▼

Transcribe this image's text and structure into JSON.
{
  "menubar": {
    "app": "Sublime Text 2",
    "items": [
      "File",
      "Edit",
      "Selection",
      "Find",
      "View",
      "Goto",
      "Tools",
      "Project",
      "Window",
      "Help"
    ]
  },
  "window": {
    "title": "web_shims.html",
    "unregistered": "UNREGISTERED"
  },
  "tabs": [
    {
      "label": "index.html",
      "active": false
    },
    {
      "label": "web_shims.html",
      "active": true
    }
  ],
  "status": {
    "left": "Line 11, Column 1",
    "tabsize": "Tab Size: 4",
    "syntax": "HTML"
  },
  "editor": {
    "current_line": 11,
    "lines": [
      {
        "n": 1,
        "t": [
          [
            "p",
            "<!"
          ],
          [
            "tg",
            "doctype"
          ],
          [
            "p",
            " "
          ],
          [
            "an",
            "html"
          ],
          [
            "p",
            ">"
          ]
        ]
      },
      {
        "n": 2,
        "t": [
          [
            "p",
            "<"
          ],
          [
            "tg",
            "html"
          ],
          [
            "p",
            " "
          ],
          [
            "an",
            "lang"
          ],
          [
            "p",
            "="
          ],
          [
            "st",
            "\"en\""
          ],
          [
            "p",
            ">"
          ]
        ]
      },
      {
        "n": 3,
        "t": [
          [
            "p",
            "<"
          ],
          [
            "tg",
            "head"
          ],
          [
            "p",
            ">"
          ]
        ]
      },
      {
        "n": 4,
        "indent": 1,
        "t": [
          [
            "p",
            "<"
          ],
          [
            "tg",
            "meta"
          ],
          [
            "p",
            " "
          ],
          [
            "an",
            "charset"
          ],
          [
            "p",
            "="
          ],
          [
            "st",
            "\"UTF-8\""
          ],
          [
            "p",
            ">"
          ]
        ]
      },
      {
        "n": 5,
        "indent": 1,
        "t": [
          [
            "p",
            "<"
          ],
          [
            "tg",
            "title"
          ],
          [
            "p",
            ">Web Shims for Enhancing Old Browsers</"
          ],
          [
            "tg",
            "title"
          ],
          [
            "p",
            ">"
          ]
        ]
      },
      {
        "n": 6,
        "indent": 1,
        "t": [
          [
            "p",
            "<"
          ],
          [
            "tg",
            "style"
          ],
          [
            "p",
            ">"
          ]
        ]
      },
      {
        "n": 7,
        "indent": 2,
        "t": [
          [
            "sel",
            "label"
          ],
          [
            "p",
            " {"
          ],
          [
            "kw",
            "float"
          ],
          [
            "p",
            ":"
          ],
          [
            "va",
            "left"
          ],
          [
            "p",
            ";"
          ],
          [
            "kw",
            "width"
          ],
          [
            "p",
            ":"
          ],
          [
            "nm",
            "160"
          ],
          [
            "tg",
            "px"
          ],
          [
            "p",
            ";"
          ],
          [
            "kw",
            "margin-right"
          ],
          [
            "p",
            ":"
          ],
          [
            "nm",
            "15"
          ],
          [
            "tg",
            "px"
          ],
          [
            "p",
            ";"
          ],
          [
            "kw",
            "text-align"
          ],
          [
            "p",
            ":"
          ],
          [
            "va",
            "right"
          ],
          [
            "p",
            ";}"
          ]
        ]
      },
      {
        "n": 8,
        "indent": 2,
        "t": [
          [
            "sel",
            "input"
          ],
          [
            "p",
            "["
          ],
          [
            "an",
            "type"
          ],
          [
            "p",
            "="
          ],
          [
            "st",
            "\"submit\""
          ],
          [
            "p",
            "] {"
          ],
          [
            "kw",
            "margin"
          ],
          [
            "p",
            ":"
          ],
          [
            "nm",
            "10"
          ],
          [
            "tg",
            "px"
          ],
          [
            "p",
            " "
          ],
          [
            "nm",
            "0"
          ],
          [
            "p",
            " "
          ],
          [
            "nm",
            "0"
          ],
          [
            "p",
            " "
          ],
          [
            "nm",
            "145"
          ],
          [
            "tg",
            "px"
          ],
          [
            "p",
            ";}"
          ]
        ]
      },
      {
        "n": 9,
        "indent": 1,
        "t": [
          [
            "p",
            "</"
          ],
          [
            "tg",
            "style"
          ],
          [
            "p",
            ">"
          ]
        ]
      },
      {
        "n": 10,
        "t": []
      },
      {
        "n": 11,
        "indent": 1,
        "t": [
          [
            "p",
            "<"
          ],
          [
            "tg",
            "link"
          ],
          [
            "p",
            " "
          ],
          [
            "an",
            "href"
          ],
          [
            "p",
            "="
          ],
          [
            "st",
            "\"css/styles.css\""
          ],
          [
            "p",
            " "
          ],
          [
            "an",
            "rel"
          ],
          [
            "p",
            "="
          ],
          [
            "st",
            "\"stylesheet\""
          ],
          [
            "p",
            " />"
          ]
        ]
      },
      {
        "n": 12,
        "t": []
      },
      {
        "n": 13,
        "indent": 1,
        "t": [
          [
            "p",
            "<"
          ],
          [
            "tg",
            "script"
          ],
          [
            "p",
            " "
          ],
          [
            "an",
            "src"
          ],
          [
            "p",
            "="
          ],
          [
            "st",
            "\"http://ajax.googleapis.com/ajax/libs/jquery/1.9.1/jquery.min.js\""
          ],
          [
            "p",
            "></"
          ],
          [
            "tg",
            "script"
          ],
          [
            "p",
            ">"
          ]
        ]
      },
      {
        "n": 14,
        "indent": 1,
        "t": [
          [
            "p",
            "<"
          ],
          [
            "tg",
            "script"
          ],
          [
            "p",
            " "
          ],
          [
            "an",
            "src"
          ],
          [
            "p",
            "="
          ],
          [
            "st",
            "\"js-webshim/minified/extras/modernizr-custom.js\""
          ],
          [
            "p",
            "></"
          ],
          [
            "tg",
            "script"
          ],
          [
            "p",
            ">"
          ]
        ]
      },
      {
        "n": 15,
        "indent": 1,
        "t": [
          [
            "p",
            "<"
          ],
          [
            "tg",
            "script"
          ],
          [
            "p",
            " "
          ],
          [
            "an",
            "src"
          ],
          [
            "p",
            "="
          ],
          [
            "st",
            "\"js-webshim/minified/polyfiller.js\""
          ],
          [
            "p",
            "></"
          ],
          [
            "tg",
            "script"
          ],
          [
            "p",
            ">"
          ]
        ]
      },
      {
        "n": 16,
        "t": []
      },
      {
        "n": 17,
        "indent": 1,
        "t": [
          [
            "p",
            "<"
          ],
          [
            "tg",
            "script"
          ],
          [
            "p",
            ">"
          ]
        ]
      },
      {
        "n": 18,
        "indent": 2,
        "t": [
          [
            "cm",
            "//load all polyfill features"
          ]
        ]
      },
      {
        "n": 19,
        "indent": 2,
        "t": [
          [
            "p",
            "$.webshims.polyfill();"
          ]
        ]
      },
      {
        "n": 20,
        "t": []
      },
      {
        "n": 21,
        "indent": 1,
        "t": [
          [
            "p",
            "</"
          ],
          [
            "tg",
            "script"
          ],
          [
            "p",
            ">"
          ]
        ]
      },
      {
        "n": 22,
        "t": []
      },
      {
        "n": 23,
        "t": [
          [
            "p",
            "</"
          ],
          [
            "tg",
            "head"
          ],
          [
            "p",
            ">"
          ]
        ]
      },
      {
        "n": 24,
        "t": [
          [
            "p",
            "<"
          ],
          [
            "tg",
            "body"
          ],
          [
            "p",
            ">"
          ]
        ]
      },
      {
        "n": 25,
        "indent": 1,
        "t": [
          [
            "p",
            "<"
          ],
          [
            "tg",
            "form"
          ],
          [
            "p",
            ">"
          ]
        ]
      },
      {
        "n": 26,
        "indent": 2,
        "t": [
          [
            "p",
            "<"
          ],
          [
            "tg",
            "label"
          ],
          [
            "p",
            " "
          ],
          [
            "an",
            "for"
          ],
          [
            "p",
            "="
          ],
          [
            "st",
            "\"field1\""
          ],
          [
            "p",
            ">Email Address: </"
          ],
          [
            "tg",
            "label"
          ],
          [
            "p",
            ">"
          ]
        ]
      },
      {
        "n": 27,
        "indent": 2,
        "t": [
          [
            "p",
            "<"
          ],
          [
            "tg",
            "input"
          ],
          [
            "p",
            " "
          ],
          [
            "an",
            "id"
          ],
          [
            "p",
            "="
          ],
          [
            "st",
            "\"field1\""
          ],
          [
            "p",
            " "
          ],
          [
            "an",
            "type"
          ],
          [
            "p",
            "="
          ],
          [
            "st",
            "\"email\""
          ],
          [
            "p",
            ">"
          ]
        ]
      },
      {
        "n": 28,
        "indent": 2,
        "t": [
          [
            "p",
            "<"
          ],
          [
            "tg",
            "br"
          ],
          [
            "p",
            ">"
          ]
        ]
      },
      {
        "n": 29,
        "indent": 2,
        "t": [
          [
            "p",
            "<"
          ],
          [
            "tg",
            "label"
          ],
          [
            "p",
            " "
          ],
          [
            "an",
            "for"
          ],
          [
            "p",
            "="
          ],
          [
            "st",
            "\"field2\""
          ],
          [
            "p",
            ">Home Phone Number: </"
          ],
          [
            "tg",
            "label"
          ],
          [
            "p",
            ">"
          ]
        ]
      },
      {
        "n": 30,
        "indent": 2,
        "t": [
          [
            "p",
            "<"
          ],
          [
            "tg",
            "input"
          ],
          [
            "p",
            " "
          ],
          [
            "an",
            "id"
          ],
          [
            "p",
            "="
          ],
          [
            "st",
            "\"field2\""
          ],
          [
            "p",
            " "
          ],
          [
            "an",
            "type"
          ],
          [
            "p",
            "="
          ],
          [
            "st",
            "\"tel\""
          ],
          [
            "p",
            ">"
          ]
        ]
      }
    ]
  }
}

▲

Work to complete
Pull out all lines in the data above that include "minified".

Worked solution
            "\"js-webshim/minified/extras/modernizr-custom.js\""
            "\"js-webshim/minified/polyfiller.js\""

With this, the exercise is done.